• **What you need to do**: Search the records below for the string "MATURĄ", and report each line that contains it.

• **Records shown**:

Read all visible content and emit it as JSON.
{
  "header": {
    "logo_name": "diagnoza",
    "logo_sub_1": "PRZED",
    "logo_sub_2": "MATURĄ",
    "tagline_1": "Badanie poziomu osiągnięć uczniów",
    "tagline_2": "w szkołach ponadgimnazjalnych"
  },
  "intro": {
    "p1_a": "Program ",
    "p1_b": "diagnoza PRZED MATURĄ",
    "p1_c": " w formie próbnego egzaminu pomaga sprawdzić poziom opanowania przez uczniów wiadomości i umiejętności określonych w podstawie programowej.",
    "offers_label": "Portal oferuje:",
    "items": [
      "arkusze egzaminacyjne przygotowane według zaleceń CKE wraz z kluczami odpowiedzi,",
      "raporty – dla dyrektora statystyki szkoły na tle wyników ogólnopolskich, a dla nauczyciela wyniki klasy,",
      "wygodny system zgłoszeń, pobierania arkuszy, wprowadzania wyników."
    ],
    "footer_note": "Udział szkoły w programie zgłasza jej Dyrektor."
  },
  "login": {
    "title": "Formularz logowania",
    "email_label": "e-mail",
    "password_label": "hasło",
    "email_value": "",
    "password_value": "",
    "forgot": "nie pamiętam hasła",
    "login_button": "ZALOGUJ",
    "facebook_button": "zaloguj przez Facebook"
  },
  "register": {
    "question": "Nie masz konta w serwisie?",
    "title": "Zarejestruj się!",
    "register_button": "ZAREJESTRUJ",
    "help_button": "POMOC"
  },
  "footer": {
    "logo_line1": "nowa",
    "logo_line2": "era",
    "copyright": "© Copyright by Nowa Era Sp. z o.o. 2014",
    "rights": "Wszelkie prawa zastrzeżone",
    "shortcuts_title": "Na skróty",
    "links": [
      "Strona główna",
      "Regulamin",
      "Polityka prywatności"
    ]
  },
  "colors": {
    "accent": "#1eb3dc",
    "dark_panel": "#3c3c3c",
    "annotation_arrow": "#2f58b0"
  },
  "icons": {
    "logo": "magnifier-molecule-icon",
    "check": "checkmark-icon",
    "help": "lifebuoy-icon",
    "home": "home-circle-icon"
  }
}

• **Answer to the problem**:
    "logo_sub_2": "MATURĄ",
    "p1_b": "diagnoza PRZED MATURĄ",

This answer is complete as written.